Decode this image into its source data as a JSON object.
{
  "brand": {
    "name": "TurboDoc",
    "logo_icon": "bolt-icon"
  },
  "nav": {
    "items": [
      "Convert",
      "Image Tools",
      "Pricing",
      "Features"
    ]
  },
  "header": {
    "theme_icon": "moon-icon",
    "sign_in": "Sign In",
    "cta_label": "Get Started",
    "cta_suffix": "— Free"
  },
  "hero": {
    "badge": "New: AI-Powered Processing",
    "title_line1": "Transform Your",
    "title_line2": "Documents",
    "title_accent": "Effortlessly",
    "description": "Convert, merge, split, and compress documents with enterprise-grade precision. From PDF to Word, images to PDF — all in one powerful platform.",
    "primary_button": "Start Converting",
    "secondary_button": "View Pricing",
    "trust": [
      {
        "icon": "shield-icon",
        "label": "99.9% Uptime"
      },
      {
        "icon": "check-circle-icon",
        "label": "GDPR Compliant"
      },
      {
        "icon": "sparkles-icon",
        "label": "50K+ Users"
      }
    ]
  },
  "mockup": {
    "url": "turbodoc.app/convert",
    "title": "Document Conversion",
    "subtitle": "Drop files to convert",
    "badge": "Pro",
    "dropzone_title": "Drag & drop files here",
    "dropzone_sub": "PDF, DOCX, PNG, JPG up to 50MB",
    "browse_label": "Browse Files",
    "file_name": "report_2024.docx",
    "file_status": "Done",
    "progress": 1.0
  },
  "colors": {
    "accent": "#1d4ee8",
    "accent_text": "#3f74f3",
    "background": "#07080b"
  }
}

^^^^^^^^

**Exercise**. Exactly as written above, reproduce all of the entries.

**Result**.
Decode this image into its source data as a JSON object.
{
  "brand": {
    "name": "TurboDoc",
    "logo_icon": "bolt-icon"
  },
  "nav": {
    "items": [
      "Convert",
      "Image Tools",
      "Pricing",
      "Features"
    ]
  },
  "header": {
    "theme_icon": "moon-icon",
    "sign_in": "Sign In",
    "cta_label": "Get Started",
    "cta_suffix": "— Free"
  },
  "hero": {
    "badge": "New: AI-Powered Processing",
    "title_line1": "Transform Your",
    "title_line2": "Documents",
    "title_accent": "Effortlessly",
    "description": "Convert, merge, split, and compress documents with enterprise-grade precision. From PDF to Word, images to PDF — all in one powerful platform.",
    "primary_button": "Start Converting",
    "secondary_button": "View Pricing",
    "trust": [
      {
        "icon": "shield-icon",
        "label": "99.9% Uptime"
      },
      {
        "icon": "check-circle-icon",
        "label": "GDPR Compliant"
      },
      {
        "icon": "sparkles-icon",
        "label": "50K+ Users"
      }
    ]
  },
  "mockup": {
    "url": "turbodoc.app/convert",
    "title": "Document Conversion",
    "subtitle": "Drop files to convert",
    "badge": "Pro",
    "dropzone_title": "Drag & drop files here",
    "dropzone_sub": "PDF, DOCX, PNG, JPG up to 50MB",
    "browse_label": "Browse Files",
    "file_name": "report_2024.docx",
    "file_status": "Done",
    "progress": 1.0
  },
  "colors": {
    "accent": "#1d4ee8",
    "accent_text": "#3f74f3",
    "background": "#07080b"
  }
}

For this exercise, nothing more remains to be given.